## Task instructions
Pictures stay out. Everything else in the listing below gets written out exactly.

## Material for the task

#####

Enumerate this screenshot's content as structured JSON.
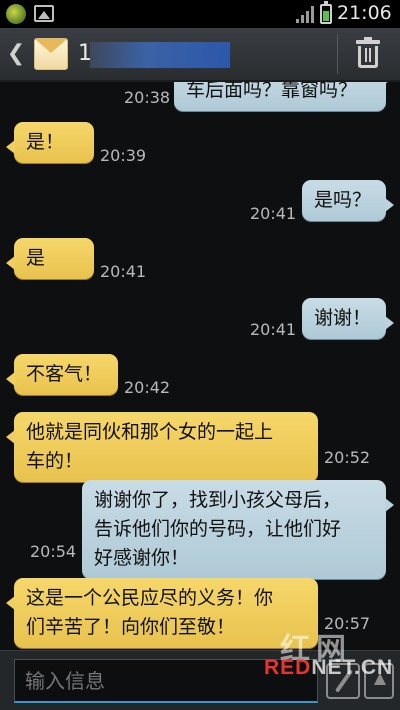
{
  "status_bar": {
    "time": "21:06",
    "icons": [
      "app-notification-icon",
      "gallery-icon",
      "signal-icon",
      "battery-icon"
    ]
  },
  "header": {
    "contact_name": "1",
    "back_icon": "chevron-left-icon",
    "avatar_icon": "envelope-icon",
    "delete_icon": "trash-icon"
  },
  "messages": [
    {
      "direction": "out",
      "text": "车后面吗？靠窗吗？",
      "time": "20:38"
    },
    {
      "direction": "in",
      "text": "是！",
      "time": "20:39"
    },
    {
      "direction": "out",
      "text": "是吗？",
      "time": "20:41"
    },
    {
      "direction": "in",
      "text": "是",
      "time": "20:41"
    },
    {
      "direction": "out",
      "text": "谢谢！",
      "time": "20:41"
    },
    {
      "direction": "in",
      "text": "不客气！",
      "time": "20:42"
    },
    {
      "direction": "in",
      "text_lines": [
        "他就是同伙和那个女的一起上",
        "车的！"
      ],
      "time": "20:52"
    },
    {
      "direction": "out",
      "text_lines": [
        "谢谢你了，找到小孩父母后，",
        "告诉他们你的号码，让他们好",
        "好感谢你！"
      ],
      "time": "20:54"
    },
    {
      "direction": "in",
      "text_lines": [
        "这是一个公民应尽的义务！你",
        "们辛苦了！向你们至敬！"
      ],
      "time": "20:57"
    }
  ],
  "input": {
    "placeholder": "输入信息",
    "attach_icon": "paperclip-icon",
    "send_icon": "send-icon"
  },
  "watermark": {
    "cn": "红网",
    "en_red": "RED",
    "en_rest": "NET.CN"
  },
  "colors": {
    "incoming_bubble": "#f0cf60",
    "outgoing_bubble": "#bcd3de",
    "background": "#0e0f11",
    "input_accent": "#2f9bd0"
  }
}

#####

## Reply
Enumerate this screenshot's content as structured JSON.
{
  "status_bar": {
    "time": "21:06",
    "icons": [
      "app-notification-icon",
      "gallery-icon",
      "signal-icon",
      "battery-icon"
    ]
  },
  "header": {
    "contact_name": "1",
    "back_icon": "chevron-left-icon",
    "avatar_icon": "envelope-icon",
    "delete_icon": "trash-icon"
  },
  "messages": [
    {
      "direction": "out",
      "text": "车后面吗？靠窗吗？",
      "time": "20:38"
    },
    {
      "direction": "in",
      "text": "是！",
      "time": "20:39"
    },
    {
      "direction": "out",
      "text": "是吗？",
      "time": "20:41"
    },
    {
      "direction": "in",
      "text": "是",
      "time": "20:41"
    },
    {
      "direction": "out",
      "text": "谢谢！",
      "time": "20:41"
    },
    {
      "direction": "in",
      "text": "不客气！",
      "time": "20:42"
    },
    {
      "direction": "in",
      "text_lines": [
        "他就是同伙和那个女的一起上",
        "车的！"
      ],
      "time": "20:52"
    },
    {
      "direction": "out",
      "text_lines": [
        "谢谢你了，找到小孩父母后，",
        "告诉他们你的号码，让他们好",
        "好感谢你！"
      ],
      "time": "20:54"
    },
    {
      "direction": "in",
      "text_lines": [
        "这是一个公民应尽的义务！你",
        "们辛苦了！向你们至敬！"
      ],
      "time": "20:57"
    }
  ],
  "input": {
    "placeholder": "输入信息",
    "attach_icon": "paperclip-icon",
    "send_icon": "send-icon"
  },
  "watermark": {
    "cn": "红网",
    "en_red": "RED",
    "en_rest": "NET.CN"
  },
  "colors": {
    "incoming_bubble": "#f0cf60",
    "outgoing_bubble": "#bcd3de",
    "background": "#0e0f11",
    "input_accent": "#2f9bd0"
  }
}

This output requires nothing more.